I had no idea I was a social entrepreneur until Clare Mulvaney interviewed me for her book, One Wild Life, about social entrepreneurs. As part of the interview she asked me “so how does it feel to be a social entrepreneur”?
But the moment I heard the title I was like “yeah, that’s exactly what I am” – and to be honest it was a lot easier to explain than elephant handler!
My journey to becoming a social entrepreneur was by no means direct. I had many pit stops along the way – archaeologist, landscape gardener, masseuse, management consultant throwing in waitress, wall painter and fruit picker for fun! And I never planned to become a social entrepreneur, as I have never planned anything in my life. But, as with many social entrepreneurs, something happened in my life and it was as if I had no choice.
From the moment I realised that the issue of disability was deeply misunderstood and virtually invisible on the global agenda in comparison to other social issues it was if a light switch went off in my head. I couldn’t ignore it or walk away or just simply hope someone else would fix it. I wanted to try and be part of the solution. With very little idea of how or what I was going to do, when I returned from my epic elephant adventure in India I resigned from my well paid job and jumped headlong into the magic and mayhem of developing the seed of an idea I conjured up – reframing disability using the power of business influence.
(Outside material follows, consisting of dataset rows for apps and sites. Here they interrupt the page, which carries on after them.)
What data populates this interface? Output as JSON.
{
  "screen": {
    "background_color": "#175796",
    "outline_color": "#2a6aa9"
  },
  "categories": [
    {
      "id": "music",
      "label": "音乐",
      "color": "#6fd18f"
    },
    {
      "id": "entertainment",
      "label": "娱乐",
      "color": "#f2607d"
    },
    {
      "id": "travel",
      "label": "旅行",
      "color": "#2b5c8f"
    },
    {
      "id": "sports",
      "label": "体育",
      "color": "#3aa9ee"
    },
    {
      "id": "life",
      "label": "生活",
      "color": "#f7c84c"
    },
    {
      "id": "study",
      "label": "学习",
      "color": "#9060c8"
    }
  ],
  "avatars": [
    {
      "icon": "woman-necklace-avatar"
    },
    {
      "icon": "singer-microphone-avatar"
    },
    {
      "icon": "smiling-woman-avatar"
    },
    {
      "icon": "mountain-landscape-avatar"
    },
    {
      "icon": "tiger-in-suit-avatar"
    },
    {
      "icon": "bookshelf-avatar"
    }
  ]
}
For me, social entrepreneurship is deeply personal and it is that personal connection that seems to drive you beyond yourself in ways you never imagined. If I had thought about the reality of what I was trying to do all those years ago; if I had any sense; if I had analyzed what was – there is no way I would have walked off the cliff. But that’s the thing about being a social entrepreneur – you are driven by an internal belief that things can change, charged by an insatiable passion to never give up. And when I did walk off that cliff I realised that, like a bungee jump, there was a rope attached to my feet protecting me, allowing me to jump into the sky for my ambitions – and that rope was the fabulous people around me. The big thing was to have the courage to jump in the first place, be willing to take the risk, to not control or know what was going to happen but to believe that in trying things could be better.
Social entrepreneurs need that bungee rope to succeed -they need people to believe in them and support them. They need to be allowed to fail. They need to be encouraged to never stop thinking or dreaming big. They need to continue to take risks. Their passion should be encouraged not dampened because it is that crazy bungee jumping passion and the ability to do things differently that changes the world. And if you don’t believe me take a look at here.